**TASK REQUIREMENTS:** Write out all of the entries, matching the original exactly.

**PROVIDED DATA:**

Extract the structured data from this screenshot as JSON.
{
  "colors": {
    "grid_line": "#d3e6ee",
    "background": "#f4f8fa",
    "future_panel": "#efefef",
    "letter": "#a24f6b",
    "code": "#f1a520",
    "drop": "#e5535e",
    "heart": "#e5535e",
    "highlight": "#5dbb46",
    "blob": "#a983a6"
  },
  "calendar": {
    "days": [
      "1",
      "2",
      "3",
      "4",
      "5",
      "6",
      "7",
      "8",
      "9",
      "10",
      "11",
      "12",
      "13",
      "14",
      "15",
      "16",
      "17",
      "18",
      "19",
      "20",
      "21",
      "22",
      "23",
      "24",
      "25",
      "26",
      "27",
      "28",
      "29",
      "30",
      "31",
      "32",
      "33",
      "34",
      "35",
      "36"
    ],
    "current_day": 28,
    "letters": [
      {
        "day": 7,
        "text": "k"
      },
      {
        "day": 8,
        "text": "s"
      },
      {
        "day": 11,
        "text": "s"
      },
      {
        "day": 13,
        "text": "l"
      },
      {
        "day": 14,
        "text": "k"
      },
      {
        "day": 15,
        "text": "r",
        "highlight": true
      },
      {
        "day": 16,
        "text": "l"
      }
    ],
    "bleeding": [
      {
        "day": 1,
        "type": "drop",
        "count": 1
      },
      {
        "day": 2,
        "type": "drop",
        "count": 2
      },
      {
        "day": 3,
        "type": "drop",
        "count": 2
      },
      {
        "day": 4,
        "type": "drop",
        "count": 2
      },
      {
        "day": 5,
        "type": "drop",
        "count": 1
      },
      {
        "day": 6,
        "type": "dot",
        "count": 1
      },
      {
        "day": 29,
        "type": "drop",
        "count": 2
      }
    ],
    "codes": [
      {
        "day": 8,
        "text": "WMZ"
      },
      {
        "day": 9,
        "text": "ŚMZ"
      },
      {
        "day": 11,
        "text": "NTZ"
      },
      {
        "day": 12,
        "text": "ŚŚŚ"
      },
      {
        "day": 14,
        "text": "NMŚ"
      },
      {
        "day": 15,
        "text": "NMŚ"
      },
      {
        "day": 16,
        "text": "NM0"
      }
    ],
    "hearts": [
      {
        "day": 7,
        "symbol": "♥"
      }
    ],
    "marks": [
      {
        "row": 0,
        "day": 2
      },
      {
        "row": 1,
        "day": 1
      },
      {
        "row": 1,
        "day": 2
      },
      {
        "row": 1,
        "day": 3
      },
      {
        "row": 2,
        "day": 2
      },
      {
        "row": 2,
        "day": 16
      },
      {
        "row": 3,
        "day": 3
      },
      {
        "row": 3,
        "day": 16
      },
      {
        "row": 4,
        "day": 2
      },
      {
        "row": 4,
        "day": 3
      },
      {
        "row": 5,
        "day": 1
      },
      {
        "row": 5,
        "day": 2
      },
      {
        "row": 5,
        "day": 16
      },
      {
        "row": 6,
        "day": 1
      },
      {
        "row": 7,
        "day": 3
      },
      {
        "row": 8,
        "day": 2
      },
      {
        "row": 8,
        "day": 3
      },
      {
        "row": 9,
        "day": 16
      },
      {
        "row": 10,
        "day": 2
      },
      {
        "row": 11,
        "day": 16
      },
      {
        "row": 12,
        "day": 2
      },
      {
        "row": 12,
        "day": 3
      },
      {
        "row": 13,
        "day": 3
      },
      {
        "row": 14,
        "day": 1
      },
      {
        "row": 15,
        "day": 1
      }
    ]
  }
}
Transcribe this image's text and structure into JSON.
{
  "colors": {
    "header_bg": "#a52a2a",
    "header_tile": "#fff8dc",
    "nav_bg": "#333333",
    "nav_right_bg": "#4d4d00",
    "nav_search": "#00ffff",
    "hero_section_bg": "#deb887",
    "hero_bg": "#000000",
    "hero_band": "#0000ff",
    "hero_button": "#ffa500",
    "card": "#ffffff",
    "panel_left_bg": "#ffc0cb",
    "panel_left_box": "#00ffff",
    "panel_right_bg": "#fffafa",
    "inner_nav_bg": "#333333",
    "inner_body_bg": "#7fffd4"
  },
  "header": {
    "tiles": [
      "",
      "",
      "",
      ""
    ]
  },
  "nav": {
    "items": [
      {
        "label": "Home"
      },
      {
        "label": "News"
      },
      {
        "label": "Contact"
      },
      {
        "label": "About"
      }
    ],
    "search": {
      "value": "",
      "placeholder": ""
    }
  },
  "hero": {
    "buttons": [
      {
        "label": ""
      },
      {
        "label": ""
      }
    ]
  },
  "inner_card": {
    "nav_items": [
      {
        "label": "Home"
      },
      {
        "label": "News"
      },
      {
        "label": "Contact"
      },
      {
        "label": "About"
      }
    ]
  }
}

**SOLUTION TO THIS PROBLEM:**
Extract the structured data from this screenshot as JSON.
{
  "colors": {
    "grid_line": "#d3e6ee",
    "background": "#f4f8fa",
    "future_panel": "#efefef",
    "letter": "#a24f6b",
    "code": "#f1a520",
    "drop": "#e5535e",
    "heart": "#e5535e",
    "highlight": "#5dbb46",
    "blob": "#a983a6"
  },
  "calendar": {
    "days": [
      "1",
      "2",
      "3",
      "4",
      "5",
      "6",
      "7",
      "8",
      "9",
      "10",
      "11",
      "12",
      "13",
      "14",
      "15",
      "16",
      "17",
      "18",
      "19",
      "20",
      "21",
      "22",
      "23",
      "24",
      "25",
      "26",
      "27",
      "28",
      "29",
      "30",
      "31",
      "32",
      "33",
      "34",
      "35",
      "36"
    ],
    "current_day": 28,
    "letters": [
      {
        "day": 7,
        "text": "k"
      },
      {
        "day": 8,
        "text": "s"
      },
      {
        "day": 11,
        "text": "s"
      },
      {
        "day": 13,
        "text": "l"
      },
      {
        "day": 14,
        "text": "k"
      },
      {
        "day": 15,
        "text": "r",
        "highlight": true
      },
      {
        "day": 16,
        "text": "l"
      }
    ],
    "bleeding": [
      {
        "day": 1,
        "type": "drop",
        "count": 1
      },
      {
        "day": 2,
        "type": "drop",
        "count": 2
      },
      {
        "day": 3,
        "type": "drop",
        "count": 2
      },
      {
        "day": 4,
        "type": "drop",
        "count": 2
      },
      {
        "day": 5,
        "type": "drop",
        "count": 1
      },
      {
        "day": 6,
        "type": "dot",
        "count": 1
      },
      {
        "day": 29,
        "type": "drop",
        "count": 2
      }
    ],
    "codes": [
      {
        "day": 8,
        "text": "WMZ"
      },
      {
        "day": 9,
        "text": "ŚMZ"
      },
      {
        "day": 11,
        "text": "NTZ"
      },
      {
        "day": 12,
        "text": "ŚŚŚ"
      },
      {
        "day": 14,
        "text": "NMŚ"
      },
      {
        "day": 15,
        "text": "NMŚ"
      },
      {
        "day": 16,
        "text": "NM0"
      }
    ],
    "hearts": [
      {
        "day": 7,
        "symbol": "♥"
      }
    ],
    "marks": [
      {
        "row": 0,
        "day": 2
      },
      {
        "row": 1,
        "day": 1
      },
      {
        "row": 1,
        "day": 2
      },
      {
        "row": 1,
        "day": 3
      },
      {
        "row": 2,
        "day": 2
      },
      {
        "row": 2,
        "day": 16
      },
      {
        "row": 3,
        "day": 3
      },
      {
        "row": 3,
        "day": 16
      },
      {
        "row": 4,
        "day": 2
      },
      {
        "row": 4,
        "day": 3
      },
      {
        "row": 5,
        "day": 1
      },
      {
        "row": 5,
        "day": 2
      },
      {
        "row": 5,
        "day": 16
      },
      {
        "row": 6,
        "day": 1
      },
      {
        "row": 7,
        "day": 3
      },
      {
        "row": 8,
        "day": 2
      },
      {
        "row": 8,
        "day": 3
      },
      {
        "row": 9,
        "day": 16
      },
      {
        "row": 10,
        "day": 2
      },
      {
        "row": 11,
        "day": 16
      },
      {
        "row": 12,
        "day": 2
      },
      {
        "row": 12,
        "day": 3
      },
      {
        "row": 13,
        "day": 3
      },
      {
        "row": 14,
        "day": 1
      },
      {
        "row": 15,
        "day": 1
      }
    ]
  }
}
Transcribe this image's text and structure into JSON.
{
  "colors": {
    "header_bg": "#a52a2a",
    "header_tile": "#fff8dc",
    "nav_bg": "#333333",
    "nav_right_bg": "#4d4d00",
    "nav_search": "#00ffff",
    "hero_section_bg": "#deb887",
    "hero_bg": "#000000",
    "hero_band": "#0000ff",
    "hero_button": "#ffa500",
    "card": "#ffffff",
    "panel_left_bg": "#ffc0cb",
    "panel_left_box": "#00ffff",
    "panel_right_bg": "#fffafa",
    "inner_nav_bg": "#333333",
    "inner_body_bg": "#7fffd4"
  },
  "header": {
    "tiles": [
      "",
      "",
      "",
      ""
    ]
  },
  "nav": {
    "items": [
      {
        "label": "Home"
      },
      {
        "label": "News"
      },
      {
        "label": "Contact"
      },
      {
        "label": "About"
      }
    ],
    "search": {
      "value": "",
      "placeholder": ""
    }
  },
  "hero": {
    "buttons": [
      {
        "label": ""
      },
      {
        "label": ""
      }
    ]
  },
  "inner_card": {
    "nav_items": [
      {
        "label": "Home"
      },
      {
        "label": "News"
      },
      {
        "label": "Contact"
      },
      {
        "label": "About"
      }
    ]
  }
}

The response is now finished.